Dear IEP Team

Dear IEP Team by Dr. Kelli Sandman-Hurley from the Dyslexia Training Institute

Dear IEP Team by Dr. Kelli Sandman-Hurley from the Dyslexia Training Institute (Photo by Julie Jordan Scott/flickr)

Download the PDF version of this article here.


Dear IEP Team:

Wow. That was a heck of an IEP meeting, right? I know having an advocate at these meetings always makes the meetings a little (or a lot) longer and if you are anything like me, you are exhausted when they are done. I hope you don’t take the presence of an advocate as a signal that there is a ‘fight’ to be had or that we intend to play the blame game with the school.

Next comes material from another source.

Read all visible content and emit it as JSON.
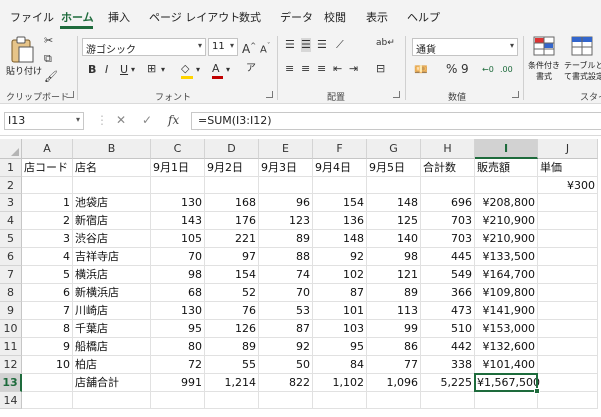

Please understand that the advocate is there to make sure that the student with dyslexia we discussed today is offered the Free and Appropriate Education (FAPE) for which she is entitled. Please understand that we know this child has a potential that is not being met, but could be met if we could agree on the appropriate course of action. Please understand that our questions and suggestions regarding goals are not an attack of your writing ability or your ability to teach, but our only way to make sure that this child with dyslexia will be working toward the ultimate goal of reading and writing at grade level in a way that responds to his individual needs. Please understand that our questions and suggestions regarding the intervention you propose to use is also not an attack on your teaching ability, but rather our attempt to help you understand that we have done our homework and we know what will work for this child.

We understand that this is only one of ten IEP meetings you might have this week. We understand that you have 30-35 kids on your caseload and that you are overworked. We understand that you do not have the tools and training you need to teach this child with dyslexia. We would like you to understand that we admire your work as an educator. We admire and understand that you probably became an educator so that you could make a difference for children every day. We understand that your university programs failed to teach you about the twenty percent of students who need a different approach to reading. It must be so frustrating for you to not be able to reach these very capable kids.

Now that we understand each other, can we move forward and fight for what the child needs versus fighting each other? This child with dyslexia, and the others on your caseload who don’t have an advocate, would really appreciate it and they will show that by thriving in your class.


This child’s advocate


Leave a Reply

Your email address will not be published. Required fields are marked *